The New £5m Lagan Weir Footbridge In Belfast City [I Like It]-121083
The new Lagan Weir Pedestrian and Cycle Bridge was officially opened on 30 June 2015. It was still under construction when I visited the city in 2015 but this year I got the opportunity to use and photograph it. I must admit that I was impressed.
The footbridge connects Donegal Quay with Queen’s Quay, replacing the rather unattractive old footbridge. The new new consists of structural steel, enveloped in aluminium cladding with a glass parapet on the east elevation and a stainless steel post and wire system on the west parapet.
The Lagan Weir, completed in 1994, at a cost of £14m, is located across the Lagan between the Queen Elizabeth Bridge and the M3 bridge (completed around the same time) in Belfast, Northern Ireland.

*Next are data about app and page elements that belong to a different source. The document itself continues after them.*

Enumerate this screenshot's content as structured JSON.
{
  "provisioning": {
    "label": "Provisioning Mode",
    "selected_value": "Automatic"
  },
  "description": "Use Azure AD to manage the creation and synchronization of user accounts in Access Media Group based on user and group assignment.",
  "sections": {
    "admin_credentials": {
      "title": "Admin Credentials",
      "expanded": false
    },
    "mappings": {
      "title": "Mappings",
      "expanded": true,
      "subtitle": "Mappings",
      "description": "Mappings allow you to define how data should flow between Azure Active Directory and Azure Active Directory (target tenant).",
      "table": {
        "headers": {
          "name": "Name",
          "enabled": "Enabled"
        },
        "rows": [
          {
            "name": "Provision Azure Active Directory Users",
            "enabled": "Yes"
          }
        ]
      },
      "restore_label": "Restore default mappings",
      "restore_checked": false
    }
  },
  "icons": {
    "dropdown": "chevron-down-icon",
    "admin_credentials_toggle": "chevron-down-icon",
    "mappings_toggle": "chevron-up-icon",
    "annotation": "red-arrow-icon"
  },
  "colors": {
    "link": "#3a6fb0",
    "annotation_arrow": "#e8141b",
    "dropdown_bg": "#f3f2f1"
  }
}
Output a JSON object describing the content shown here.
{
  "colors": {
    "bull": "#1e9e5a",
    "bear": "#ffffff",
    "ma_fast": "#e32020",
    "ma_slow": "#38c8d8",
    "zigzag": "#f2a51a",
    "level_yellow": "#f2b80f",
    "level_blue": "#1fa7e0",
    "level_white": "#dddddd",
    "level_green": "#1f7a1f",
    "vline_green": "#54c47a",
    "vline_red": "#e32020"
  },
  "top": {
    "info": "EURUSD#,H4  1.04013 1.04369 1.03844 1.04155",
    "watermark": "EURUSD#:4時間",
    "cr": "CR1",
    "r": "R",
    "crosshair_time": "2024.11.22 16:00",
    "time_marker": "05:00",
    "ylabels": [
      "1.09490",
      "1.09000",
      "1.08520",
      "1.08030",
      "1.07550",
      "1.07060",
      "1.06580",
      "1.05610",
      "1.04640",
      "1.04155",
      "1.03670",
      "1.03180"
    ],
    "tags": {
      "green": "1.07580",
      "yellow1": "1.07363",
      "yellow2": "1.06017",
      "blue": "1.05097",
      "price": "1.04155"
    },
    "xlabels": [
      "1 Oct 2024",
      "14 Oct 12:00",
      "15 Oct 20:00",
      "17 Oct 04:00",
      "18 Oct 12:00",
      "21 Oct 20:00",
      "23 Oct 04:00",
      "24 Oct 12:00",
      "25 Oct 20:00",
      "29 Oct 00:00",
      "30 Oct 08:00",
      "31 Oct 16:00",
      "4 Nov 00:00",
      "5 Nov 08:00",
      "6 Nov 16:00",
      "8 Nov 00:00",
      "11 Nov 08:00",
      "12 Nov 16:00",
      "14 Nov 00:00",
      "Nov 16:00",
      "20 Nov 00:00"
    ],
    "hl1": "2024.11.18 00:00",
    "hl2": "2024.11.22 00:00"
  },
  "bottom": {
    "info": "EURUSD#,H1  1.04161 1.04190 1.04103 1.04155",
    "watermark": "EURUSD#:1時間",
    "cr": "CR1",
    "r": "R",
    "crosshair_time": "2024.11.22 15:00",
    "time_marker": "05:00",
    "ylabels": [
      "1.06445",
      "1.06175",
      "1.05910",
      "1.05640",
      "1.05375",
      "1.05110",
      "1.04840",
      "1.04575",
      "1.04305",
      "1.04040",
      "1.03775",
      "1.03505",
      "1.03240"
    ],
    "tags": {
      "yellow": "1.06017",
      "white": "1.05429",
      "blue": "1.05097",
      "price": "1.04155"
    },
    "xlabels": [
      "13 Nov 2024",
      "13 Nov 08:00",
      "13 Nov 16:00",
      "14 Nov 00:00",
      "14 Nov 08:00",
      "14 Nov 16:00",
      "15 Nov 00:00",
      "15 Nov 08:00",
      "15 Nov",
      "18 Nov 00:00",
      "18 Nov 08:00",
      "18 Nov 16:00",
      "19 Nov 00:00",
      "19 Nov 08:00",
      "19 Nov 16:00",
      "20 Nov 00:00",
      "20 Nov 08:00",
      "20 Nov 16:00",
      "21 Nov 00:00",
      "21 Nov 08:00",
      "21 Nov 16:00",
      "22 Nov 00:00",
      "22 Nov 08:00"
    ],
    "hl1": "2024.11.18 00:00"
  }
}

The Lagan Weir was jointly funded by the Corporation and the European Commission. It was constructed by Charles Brand Ltd and designed by Ferguson and McIlveen.
The weir is a series of massive steel barriers which are raised as the tide retreats to keep the river at an artificially constant level. This improvement to the sewerage system combined with massive dredging of the river by mechanical excavators, and installation of an underwater aeration system, has led to a marked improvement in water quality and the environment around the river. Lagan Weir, dredging and aeration have increased water quality in the river and salmon is returning. An otter and seals have followed the fish that now move up river to spawn in what was once an aquatic death trap.
The objective of the structure is to keep the level of the river artificially constant, as it is a tidal river the level of the water varied by up to three metres between high and low tide. This exposed mudflats which were unsightly and emitted a strong odour, particularly in the summer months. The transformation of the riverside by the construction of the weir has been a catalyst for development along the riverside. Another part of the project is the “Lagan Lookout” centre which explains the history and function of the weir as well as the history of the Lagan itself.